Presidential transitions offer the chance for new ideas, policies, and people to inhabit the White House .
Lobbying the New President: Interests in Transition Heath Brown Routledge. Moved by Politics: 12 Episodes in an Academic Life Gehard Loewenberg Gray Pearl Press. National Resilience during War: Refining the Decision-Making Model Eyal Lewin Lexington Books.
Presidential transitions offer the chance for new ideas, policies, and people to inhabit the White House. Transitions have triggered policy change for decades and eager interest groups have sought ways to capitalize on this often chaotic phase of US politics. President-Elect Barack Obama declared that lobbyists would be forbidden from serving his transition and issued stiff regulations and rules to limit their access to the planning for his White House. Yet even though Obama’s efforts mirror previous Presidents anti-lobbyist efforts, all Presidential transitions provide certain channels of influence, and Obama himself chose the head of a powerful and politically oriented think tank, the Center for American Progress, to run his transition. New Presidents need the information, ideas, and political capital that groups possess. Thus a curious paradox.
Using an innovative mixed methodology integrating a historical analysis of original documents, original interviews with over 40 interest group leaders and transition leaders, a survey of 300 interest groups and content analysis of 300 interest group letters, Lobbying the New President uncovers the politics of interest group influence during Presidential transitions.
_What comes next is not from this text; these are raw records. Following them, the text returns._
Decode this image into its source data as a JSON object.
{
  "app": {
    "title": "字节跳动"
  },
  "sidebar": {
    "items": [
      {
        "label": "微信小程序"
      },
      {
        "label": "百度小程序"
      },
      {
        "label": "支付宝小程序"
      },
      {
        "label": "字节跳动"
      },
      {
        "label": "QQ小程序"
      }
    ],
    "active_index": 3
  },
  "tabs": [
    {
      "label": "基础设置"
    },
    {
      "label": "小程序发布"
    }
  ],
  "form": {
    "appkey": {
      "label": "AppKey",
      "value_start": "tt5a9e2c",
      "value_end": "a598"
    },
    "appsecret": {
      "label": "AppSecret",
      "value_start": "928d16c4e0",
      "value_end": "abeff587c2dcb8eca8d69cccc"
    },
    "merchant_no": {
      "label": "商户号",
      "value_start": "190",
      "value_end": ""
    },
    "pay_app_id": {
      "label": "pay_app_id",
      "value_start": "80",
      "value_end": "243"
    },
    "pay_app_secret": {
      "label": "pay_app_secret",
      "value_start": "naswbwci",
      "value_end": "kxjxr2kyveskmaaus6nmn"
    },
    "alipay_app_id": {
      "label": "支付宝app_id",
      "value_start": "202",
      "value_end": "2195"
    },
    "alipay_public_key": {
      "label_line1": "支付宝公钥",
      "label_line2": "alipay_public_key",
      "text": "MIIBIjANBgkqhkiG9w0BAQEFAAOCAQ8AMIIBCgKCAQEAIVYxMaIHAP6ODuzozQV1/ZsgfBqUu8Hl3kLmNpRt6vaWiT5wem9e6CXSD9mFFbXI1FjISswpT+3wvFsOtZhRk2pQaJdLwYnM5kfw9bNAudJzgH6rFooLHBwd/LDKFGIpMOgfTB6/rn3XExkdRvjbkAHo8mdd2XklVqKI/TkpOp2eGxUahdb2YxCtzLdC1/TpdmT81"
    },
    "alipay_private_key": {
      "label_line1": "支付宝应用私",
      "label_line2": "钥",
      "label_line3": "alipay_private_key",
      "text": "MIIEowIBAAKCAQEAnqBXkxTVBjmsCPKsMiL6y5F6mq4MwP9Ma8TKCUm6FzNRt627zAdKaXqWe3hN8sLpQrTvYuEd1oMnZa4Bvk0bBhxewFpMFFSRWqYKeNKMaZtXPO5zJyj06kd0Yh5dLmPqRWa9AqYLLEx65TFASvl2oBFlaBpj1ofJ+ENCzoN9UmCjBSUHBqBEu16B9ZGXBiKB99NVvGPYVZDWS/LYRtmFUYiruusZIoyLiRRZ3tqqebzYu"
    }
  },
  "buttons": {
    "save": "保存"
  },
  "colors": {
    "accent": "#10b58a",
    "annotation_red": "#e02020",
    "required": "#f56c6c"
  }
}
In doing so, Heath Brown asks:
Was the role played by Heritage in 1980 and CAP in 2008 indicative of a pattern of influence during the transition phase?
Or have Presidents effectively shielded themselves from outside influence at the earliest point of their time in office?
What can we learn about the larger study of interest groups and the Presidency from a focus on the transition phase?
This book is a valuable resource that goes beyond the field of presidency studies which American politics scholars as well as public policy specialists should not go without.